It all came crashing down in 2016, when Tennessee lost 14 regular season games and finished seventh in the SEC, with a paltry conference record of 8-8. But Warlick’s team advanced to the Elite Eight again, and she had put together an excellent recruiting class. Give her time, her defenders said; it will get better.
It did get somewhat better, as the Lady Vols simply out-talented their opposition in 2017 and 2018. But they finished fifth and fourth in the SEC those two years, and were bounced from the NCAA Tournament on opening weekend both years.
Along the way, many of the impressive streaks that Summitt had built came to an end. This year has continued that trend, as the Lady Vols have started 1-4 in SEC play. First, they lost back-to-back games at home for the first time in 22 years. Then they lost three straight games for the first time in 33 years — and three straight conference games for the first time ever. Now they’ve lost four in a row for the first time since 1970.
In Tuscaloosa on Thursday, the Lady Vols faced an Alabama team that was 9-8 and had lost three straight SEC games. And the Tide won by 21 points. It was domination. And in the clearest sign yet that Warlick has lost her team, the Lady Vols simply quit in the second half. They were out-scored 26-10 in the fourth quarter, as the game turned into a blowout.
“We just need to come together,” freshman Rae Burrell said, “yeah just come together and figure out what needs to be done to move on from this point.”
Comments like that have been common from players this season, another indicator that this is a team wandering about without leadership — or, at least, without real respect for that leadership.
Warlick’s career record of 165-59 (.737), with three Elite Eight appearances in seven years, would be considered rock solid at most schools.
But Tennessee isn’t most schools. Warlick is 30-23 in the SEC in the past four years. She has won just one SEC Tournament in seven years; hasn’t been to the Final Four…with Tennessee — the program that once dominated women’s basketball.
“It was hard to watch,” Warlick said after Tennessee’s loss to Alabama.
Yes, it was hard to watch. It’s been hard to watch for some time now. The solution, though, appears clear.

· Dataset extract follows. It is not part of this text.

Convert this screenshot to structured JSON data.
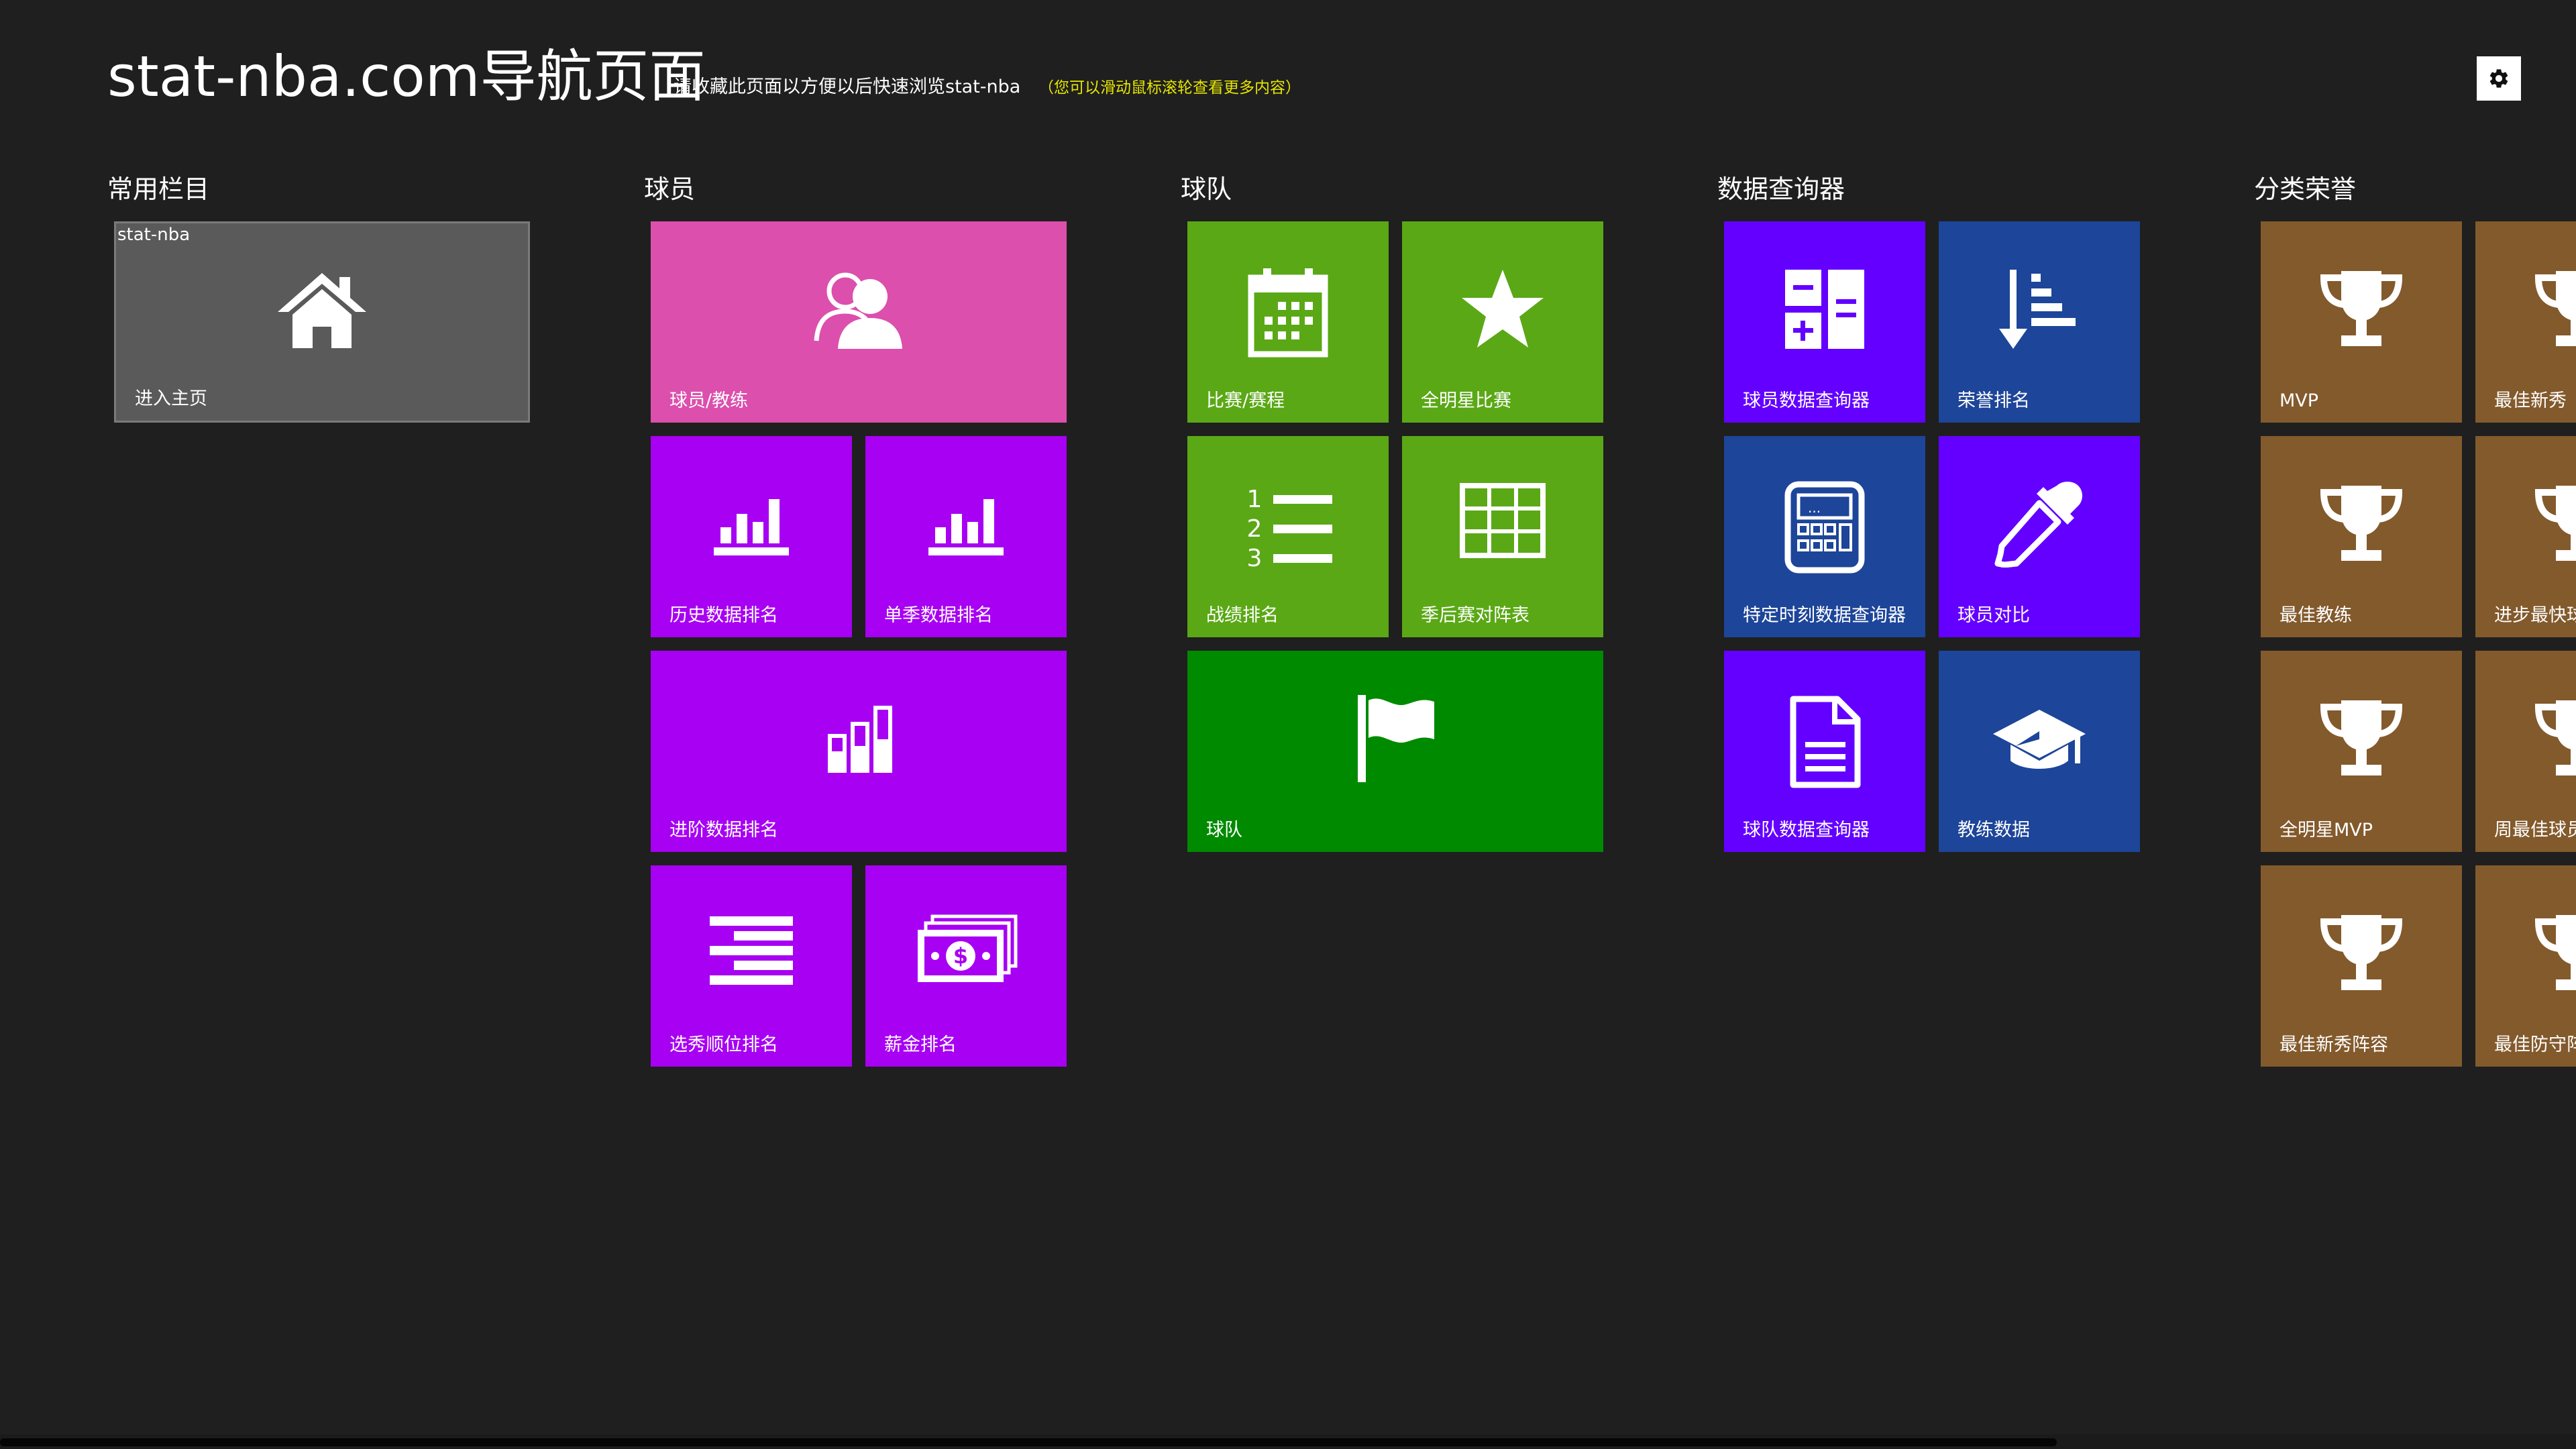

Fulmer helped complicate the mess that is UT women’s basketball when he offered Warlick a contract extension after the 2018 season. Now he’s under the gun. For the first time, he has to fire a coach. And the clock is ticking.